* [Records to process]
-=-=-=-=-
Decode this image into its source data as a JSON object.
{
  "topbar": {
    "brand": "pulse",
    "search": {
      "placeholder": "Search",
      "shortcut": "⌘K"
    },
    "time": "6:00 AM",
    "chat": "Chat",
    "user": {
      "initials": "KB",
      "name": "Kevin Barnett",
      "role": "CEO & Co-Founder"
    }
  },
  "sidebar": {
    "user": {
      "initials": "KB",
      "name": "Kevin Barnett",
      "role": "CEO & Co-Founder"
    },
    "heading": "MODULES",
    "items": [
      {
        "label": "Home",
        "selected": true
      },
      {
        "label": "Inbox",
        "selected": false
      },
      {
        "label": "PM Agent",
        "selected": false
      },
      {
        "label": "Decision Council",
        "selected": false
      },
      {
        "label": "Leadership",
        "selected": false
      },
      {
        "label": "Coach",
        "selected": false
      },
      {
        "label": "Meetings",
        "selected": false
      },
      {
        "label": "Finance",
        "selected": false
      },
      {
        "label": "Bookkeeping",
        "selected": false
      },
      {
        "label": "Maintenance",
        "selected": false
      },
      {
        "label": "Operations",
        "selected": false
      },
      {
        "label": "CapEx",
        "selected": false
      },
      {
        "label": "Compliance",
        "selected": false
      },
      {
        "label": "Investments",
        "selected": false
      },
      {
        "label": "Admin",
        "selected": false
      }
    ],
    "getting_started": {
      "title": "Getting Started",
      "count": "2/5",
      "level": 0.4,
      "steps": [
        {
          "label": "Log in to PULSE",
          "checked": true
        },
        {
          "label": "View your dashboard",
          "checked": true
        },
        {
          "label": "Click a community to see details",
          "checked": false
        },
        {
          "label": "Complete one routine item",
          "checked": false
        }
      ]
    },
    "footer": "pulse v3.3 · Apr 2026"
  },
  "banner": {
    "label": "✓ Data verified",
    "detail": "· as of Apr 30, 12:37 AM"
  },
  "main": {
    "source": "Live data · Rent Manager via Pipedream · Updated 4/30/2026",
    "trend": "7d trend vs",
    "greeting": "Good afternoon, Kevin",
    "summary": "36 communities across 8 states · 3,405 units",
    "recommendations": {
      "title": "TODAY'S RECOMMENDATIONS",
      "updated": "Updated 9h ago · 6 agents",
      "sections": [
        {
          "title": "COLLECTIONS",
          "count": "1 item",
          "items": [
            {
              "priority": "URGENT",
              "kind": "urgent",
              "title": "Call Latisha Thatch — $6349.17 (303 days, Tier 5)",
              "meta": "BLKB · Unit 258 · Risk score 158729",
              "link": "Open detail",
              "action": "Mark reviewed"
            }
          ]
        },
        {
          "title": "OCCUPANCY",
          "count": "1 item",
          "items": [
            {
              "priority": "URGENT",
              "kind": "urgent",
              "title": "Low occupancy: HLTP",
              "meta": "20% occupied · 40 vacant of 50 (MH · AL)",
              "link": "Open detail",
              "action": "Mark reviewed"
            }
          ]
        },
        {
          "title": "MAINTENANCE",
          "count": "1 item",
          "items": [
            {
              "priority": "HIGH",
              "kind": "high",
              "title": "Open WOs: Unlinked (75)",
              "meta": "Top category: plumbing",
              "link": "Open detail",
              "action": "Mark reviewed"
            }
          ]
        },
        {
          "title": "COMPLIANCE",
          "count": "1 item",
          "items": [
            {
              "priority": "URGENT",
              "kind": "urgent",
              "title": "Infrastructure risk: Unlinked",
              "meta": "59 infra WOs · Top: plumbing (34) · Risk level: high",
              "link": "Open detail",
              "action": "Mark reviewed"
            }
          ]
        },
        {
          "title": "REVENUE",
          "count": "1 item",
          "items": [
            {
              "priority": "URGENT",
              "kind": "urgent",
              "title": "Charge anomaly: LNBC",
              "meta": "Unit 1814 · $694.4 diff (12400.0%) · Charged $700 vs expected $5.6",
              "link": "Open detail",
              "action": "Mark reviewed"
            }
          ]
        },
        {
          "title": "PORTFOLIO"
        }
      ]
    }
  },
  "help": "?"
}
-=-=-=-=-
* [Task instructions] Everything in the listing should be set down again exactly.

* [The completed task]
Decode this image into its source data as a JSON object.
{
  "topbar": {
    "brand": "pulse",
    "search": {
      "placeholder": "Search",
      "shortcut": "⌘K"
    },
    "time": "6:00 AM",
    "chat": "Chat",
    "user": {
      "initials": "KB",
      "name": "Kevin Barnett",
      "role": "CEO & Co-Founder"
    }
  },
  "sidebar": {
    "user": {
      "initials": "KB",
      "name": "Kevin Barnett",
      "role": "CEO & Co-Founder"
    },
    "heading": "MODULES",
    "items": [
      {
        "label": "Home",
        "selected": true
      },
      {
        "label": "Inbox",
        "selected": false
      },
      {
        "label": "PM Agent",
        "selected": false
      },
      {
        "label": "Decision Council",
        "selected": false
      },
      {
        "label": "Leadership",
        "selected": false
      },
      {
        "label": "Coach",
        "selected": false
      },
      {
        "label": "Meetings",
        "selected": false
      },
      {
        "label": "Finance",
        "selected": false
      },
      {
        "label": "Bookkeeping",
        "selected": false
      },
      {
        "label": "Maintenance",
        "selected": false
      },
      {
        "label": "Operations",
        "selected": false
      },
      {
        "label": "CapEx",
        "selected": false
      },
      {
        "label": "Compliance",
        "selected": false
      },
      {
        "label": "Investments",
        "selected": false
      },
      {
        "label": "Admin",
        "selected": false
      }
    ],
    "getting_started": {
      "title": "Getting Started",
      "count": "2/5",
      "level": 0.4,
      "steps": [
        {
          "label": "Log in to PULSE",
          "checked": true
        },
        {
          "label": "View your dashboard",
          "checked": true
        },
        {
          "label": "Click a community to see details",
          "checked": false
        },
        {
          "label": "Complete one routine item",
          "checked": false
        }
      ]
    },
    "footer": "pulse v3.3 · Apr 2026"
  },
  "banner": {
    "label": "✓ Data verified",
    "detail": "· as of Apr 30, 12:37 AM"
  },
  "main": {
    "source": "Live data · Rent Manager via Pipedream · Updated 4/30/2026",
    "trend": "7d trend vs",
    "greeting": "Good afternoon, Kevin",
    "summary": "36 communities across 8 states · 3,405 units",
    "recommendations": {
      "title": "TODAY'S RECOMMENDATIONS",
      "updated": "Updated 9h ago · 6 agents",
      "sections": [
        {
          "title": "COLLECTIONS",
          "count": "1 item",
          "items": [
            {
              "priority": "URGENT",
              "kind": "urgent",
              "title": "Call Latisha Thatch — $6349.17 (303 days, Tier 5)",
              "meta": "BLKB · Unit 258 · Risk score 158729",
              "link": "Open detail",
              "action": "Mark reviewed"
            }
          ]
        },
        {
          "title": "OCCUPANCY",
          "count": "1 item",
          "items": [
            {
              "priority": "URGENT",
              "kind": "urgent",
              "title": "Low occupancy: HLTP",
              "meta": "20% occupied · 40 vacant of 50 (MH · AL)",
              "link": "Open detail",
              "action": "Mark reviewed"
            }
          ]
        },
        {
          "title": "MAINTENANCE",
          "count": "1 item",
          "items": [
            {
              "priority": "HIGH",
              "kind": "high",
              "title": "Open WOs: Unlinked (75)",
              "meta": "Top category: plumbing",
              "link": "Open detail",
              "action": "Mark reviewed"
            }
          ]
        },
        {
          "title": "COMPLIANCE",
          "count": "1 item",
          "items": [
            {
              "priority": "URGENT",
              "kind": "urgent",
              "title": "Infrastructure risk: Unlinked",
              "meta": "59 infra WOs · Top: plumbing (34) · Risk level: high",
              "link": "Open detail",
              "action": "Mark reviewed"
            }
          ]
        },
        {
          "title": "REVENUE",
          "count": "1 item",
          "items": [
            {
              "priority": "URGENT",
              "kind": "urgent",
              "title": "Charge anomaly: LNBC",
              "meta": "Unit 1814 · $694.4 diff (12400.0%) · Charged $700 vs expected $5.6",
              "link": "Open detail",
              "action": "Mark reviewed"
            }
          ]
        },
        {
          "title": "PORTFOLIO"
        }
      ]
    }
  },
  "help": "?"
}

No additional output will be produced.